In fairness, it’s quite nicely shot, and… Yeah. It’s nicely shot. The main antagonist is kinda okay in his own flavour of ‘mwah-ah-hah-ha’ evilness. Otherwise Perlman does the best overall with the inane drivel that they have to work with. Overall the film begs the question, if Netflix has an excel macro that turns key words and plot-points into film scripts, with associated characters populating them, e.g. giving our kindly, stoic but inexplicably expert gunsmith Reeves childrenNumber = Int(2 + Rnd * (8 – 1 + 1)) children.
I really can’t be bothered to tell you what happens as, to be honest, you’re already imagining something far more entertaining than appears on screen, and also, it would be a struggle to explain quite how dreadfully turgid and flat it all is. Everything is at best told in 2D and cliched enough to remind me of the ‘original and good’ joke. Although, in this case, the word ‘good’ is surplus. As is the word ‘funny’.
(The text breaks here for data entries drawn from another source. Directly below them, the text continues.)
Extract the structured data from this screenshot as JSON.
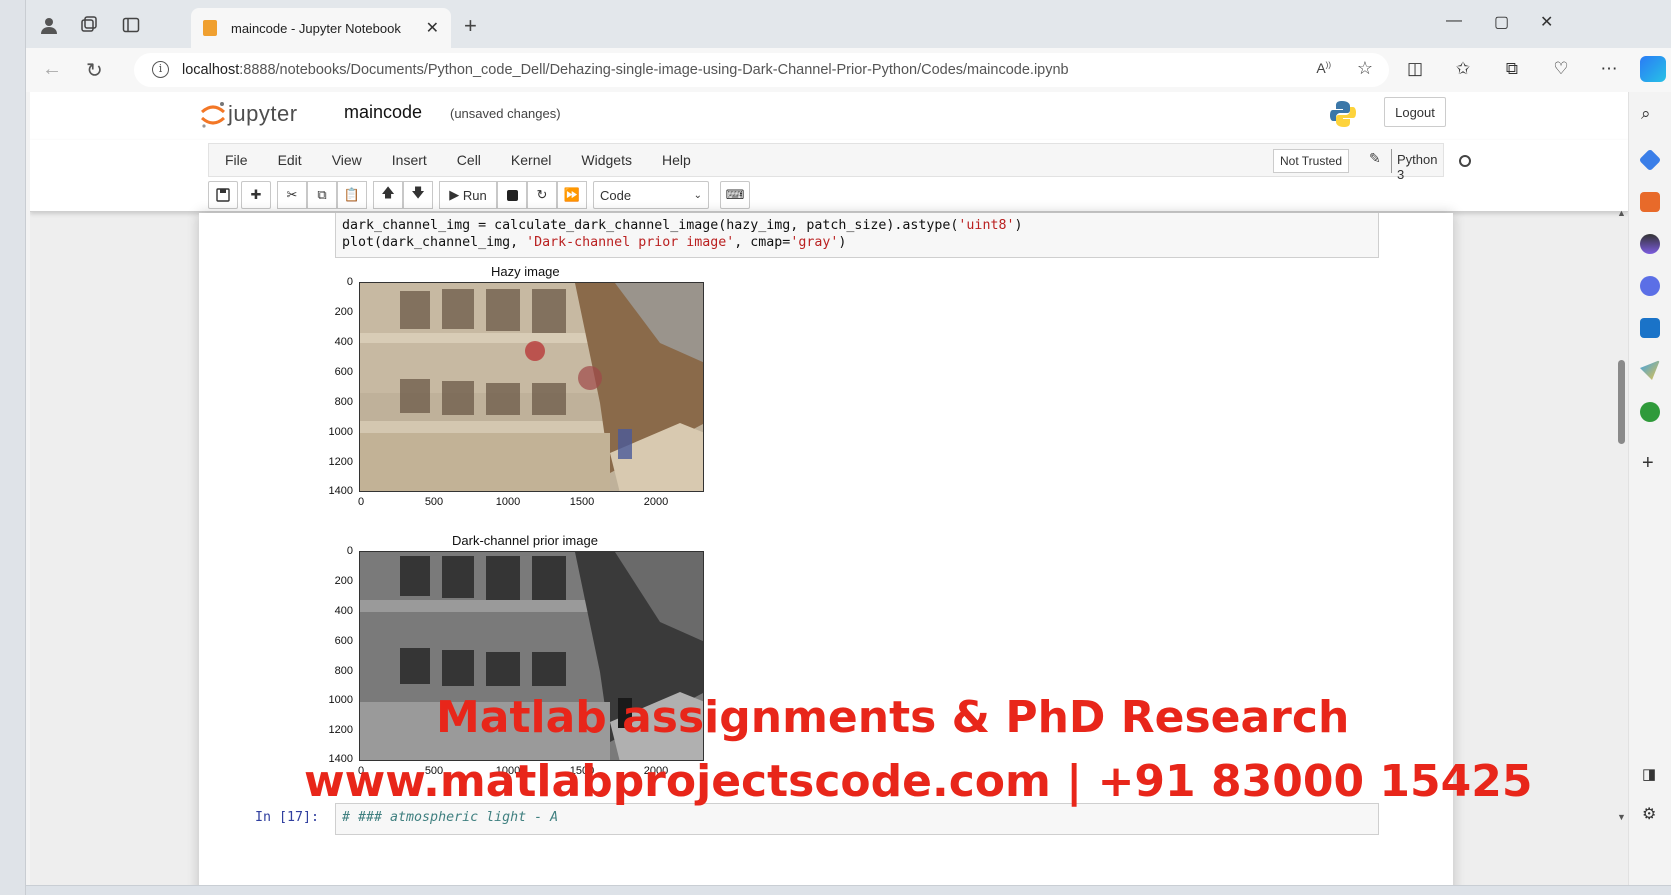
{
  "browser": {
    "tab_title": "maincode - Jupyter Notebook",
    "url_host": "localhost",
    "url_rest": ":8888/notebooks/Documents/Python_code_Dell/Dehazing-single-image-using-Dark-Channel-Prior-Python/Codes/maincode.ipynb"
  },
  "jupyter": {
    "logo_text": "jupyter",
    "notebook_name": "maincode",
    "save_status": "(unsaved changes)",
    "logout": "Logout",
    "menu": [
      "File",
      "Edit",
      "View",
      "Insert",
      "Cell",
      "Kernel",
      "Widgets",
      "Help"
    ],
    "trust": "Not Trusted",
    "kernel": "Python 3",
    "run_label": "Run",
    "cell_type": "Code"
  },
  "cells": {
    "code1_line1_a": "dark_channel_img = calculate_dark_channel_image(hazy_img, patch_size).astype(",
    "code1_line1_str": "'uint8'",
    "code1_line1_b": ")",
    "code1_line2_a": "plot(dark_channel_img, ",
    "code1_line2_str1": "'Dark-channel prior image'",
    "code1_line2_b": ", cmap=",
    "code1_line2_str2": "'gray'",
    "code1_line2_c": ")",
    "prompt2": "In [17]:",
    "code2": "# ### atmospheric light - A"
  },
  "plots": [
    {
      "title": "Hazy image",
      "yticks": [
        "0",
        "200",
        "400",
        "600",
        "800",
        "1000",
        "1200",
        "1400"
      ],
      "xticks": [
        "0",
        "500",
        "1000",
        "1500",
        "2000"
      ]
    },
    {
      "title": "Dark-channel prior image",
      "yticks": [
        "0",
        "200",
        "400",
        "600",
        "800",
        "1000",
        "1200",
        "1400"
      ],
      "xticks": [
        "0",
        "500",
        "1000",
        "1500",
        "2000"
      ]
    }
  ],
  "watermark": {
    "line1": "Matlab assignments & PhD Research",
    "line2": "www.matlabprojectscode.com | +91 83000 15425",
    "color": "#e8261a"
  }
}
It is all dreadfully, stultifyingly formulaic and I’m not sure that any of the characters are that sympathetic, given how thinly they have been drawn. Even the ever-present racism feels clumsy and heavy handed, in lieu of any nuance to, or excitement within, the ‘plot’.
I’ll end with the final four notes I scrawled. In order:
- “DULL. No pace or vibe or bounce. Or interest.”
- “No sparkle, fizz or noticeable acting.”
- “AND the denouement is at night in a thunderstorm…”
- “It’s good value for money… as… for your 90 minutes you get the feeling of a whole 2 hours.”
In summary: for most films, I need between two and three sides of A4 for my notes and comments. This ‘entertainment’ took two-thirds of one side. Avoid.
[Jim – where do I apply to get that 90 minutes of my life back?]